What you should do: Each line of the data has to be retyped exactly as it is.

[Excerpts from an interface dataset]

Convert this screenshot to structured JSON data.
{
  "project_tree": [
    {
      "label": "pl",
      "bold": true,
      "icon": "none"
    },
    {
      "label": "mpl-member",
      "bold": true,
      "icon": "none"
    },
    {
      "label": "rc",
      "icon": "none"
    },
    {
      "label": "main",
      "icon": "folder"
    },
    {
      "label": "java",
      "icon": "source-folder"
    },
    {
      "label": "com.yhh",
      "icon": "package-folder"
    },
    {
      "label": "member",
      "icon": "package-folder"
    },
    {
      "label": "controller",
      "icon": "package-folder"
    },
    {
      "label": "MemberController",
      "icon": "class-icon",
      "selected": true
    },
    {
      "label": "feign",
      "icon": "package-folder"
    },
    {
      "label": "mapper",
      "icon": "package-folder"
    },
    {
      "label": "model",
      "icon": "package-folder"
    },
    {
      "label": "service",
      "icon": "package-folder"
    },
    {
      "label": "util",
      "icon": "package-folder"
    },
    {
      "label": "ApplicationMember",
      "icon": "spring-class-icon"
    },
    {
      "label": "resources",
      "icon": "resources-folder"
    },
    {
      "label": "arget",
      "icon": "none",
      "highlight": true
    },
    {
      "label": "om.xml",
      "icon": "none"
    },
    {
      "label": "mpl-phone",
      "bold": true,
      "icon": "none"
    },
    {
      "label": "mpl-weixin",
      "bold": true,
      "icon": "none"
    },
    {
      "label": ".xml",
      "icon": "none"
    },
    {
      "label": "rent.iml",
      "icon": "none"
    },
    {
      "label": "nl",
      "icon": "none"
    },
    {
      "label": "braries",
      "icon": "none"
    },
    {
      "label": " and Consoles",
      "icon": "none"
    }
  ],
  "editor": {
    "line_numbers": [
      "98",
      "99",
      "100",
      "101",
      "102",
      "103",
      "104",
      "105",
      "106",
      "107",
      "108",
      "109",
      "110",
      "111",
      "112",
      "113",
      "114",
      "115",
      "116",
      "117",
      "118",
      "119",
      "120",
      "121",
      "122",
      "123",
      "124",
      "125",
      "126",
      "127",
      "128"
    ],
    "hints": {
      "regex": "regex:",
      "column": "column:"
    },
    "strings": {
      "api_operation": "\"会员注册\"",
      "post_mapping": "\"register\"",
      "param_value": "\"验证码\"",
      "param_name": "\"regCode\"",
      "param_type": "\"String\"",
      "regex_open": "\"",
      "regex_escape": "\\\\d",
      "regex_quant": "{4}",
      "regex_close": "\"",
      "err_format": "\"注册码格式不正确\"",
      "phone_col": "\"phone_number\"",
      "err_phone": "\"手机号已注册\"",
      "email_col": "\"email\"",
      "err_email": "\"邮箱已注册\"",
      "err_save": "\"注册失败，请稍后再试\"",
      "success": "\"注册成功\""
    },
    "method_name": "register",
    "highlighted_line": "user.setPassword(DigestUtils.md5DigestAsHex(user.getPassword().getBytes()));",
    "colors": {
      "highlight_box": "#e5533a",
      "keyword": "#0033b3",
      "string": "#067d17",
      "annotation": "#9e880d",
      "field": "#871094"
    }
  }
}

Output below:
Convert this screenshot to structured JSON data.
{
  "project_tree": [
    {
      "label": "pl",
      "bold": true,
      "icon": "none"
    },
    {
      "label": "mpl-member",
      "bold": true,
      "icon": "none"
    },
    {
      "label": "rc",
      "icon": "none"
    },
    {
      "label": "main",
      "icon": "folder"
    },
    {
      "label": "java",
      "icon": "source-folder"
    },
    {
      "label": "com.yhh",
      "icon": "package-folder"
    },
    {
      "label": "member",
      "icon": "package-folder"
    },
    {
      "label": "controller",
      "icon": "package-folder"
    },
    {
      "label": "MemberController",
      "icon": "class-icon",
      "selected": true
    },
    {
      "label": "feign",
      "icon": "package-folder"
    },
    {
      "label": "mapper",
      "icon": "package-folder"
    },
    {
      "label": "model",
      "icon": "package-folder"
    },
    {
      "label": "service",
      "icon": "package-folder"
    },
    {
      "label": "util",
      "icon": "package-folder"
    },
    {
      "label": "ApplicationMember",
      "icon": "spring-class-icon"
    },
    {
      "label": "resources",
      "icon": "resources-folder"
    },
    {
      "label": "arget",
      "icon": "none",
      "highlight": true
    },
    {
      "label": "om.xml",
      "icon": "none"
    },
    {
      "label": "mpl-phone",
      "bold": true,
      "icon": "none"
    },
    {
      "label": "mpl-weixin",
      "bold": true,
      "icon": "none"
    },
    {
      "label": ".xml",
      "icon": "none"
    },
    {
      "label": "rent.iml",
      "icon": "none"
    },
    {
      "label": "nl",
      "icon": "none"
    },
    {
      "label": "braries",
      "icon": "none"
    },
    {
      "label": " and Consoles",
      "icon": "none"
    }
  ],
  "editor": {
    "line_numbers": [
      "98",
      "99",
      "100",
      "101",
      "102",
      "103",
      "104",
      "105",
      "106",
      "107",
      "108",
      "109",
      "110",
      "111",
      "112",
      "113",
      "114",
      "115",
      "116",
      "117",
      "118",
      "119",
      "120",
      "121",
      "122",
      "123",
      "124",
      "125",
      "126",
      "127",
      "128"
    ],
    "hints": {
      "regex": "regex:",
      "column": "column:"
    },
    "strings": {
      "api_operation": "\"会员注册\"",
      "post_mapping": "\"register\"",
      "param_value": "\"验证码\"",
      "param_name": "\"regCode\"",
      "param_type": "\"String\"",
      "regex_open": "\"",
      "regex_escape": "\\\\d",
      "regex_quant": "{4}",
      "regex_close": "\"",
      "err_format": "\"注册码格式不正确\"",
      "phone_col": "\"phone_number\"",
      "err_phone": "\"手机号已注册\"",
      "email_col": "\"email\"",
      "err_email": "\"邮箱已注册\"",
      "err_save": "\"注册失败，请稍后再试\"",
      "success": "\"注册成功\""
    },
    "method_name": "register",
    "highlighted_line": "user.setPassword(DigestUtils.md5DigestAsHex(user.getPassword().getBytes()));",
    "colors": {
      "highlight_box": "#e5533a",
      "keyword": "#0033b3",
      "string": "#067d17",
      "annotation": "#9e880d",
      "field": "#871094"
    }
  }
}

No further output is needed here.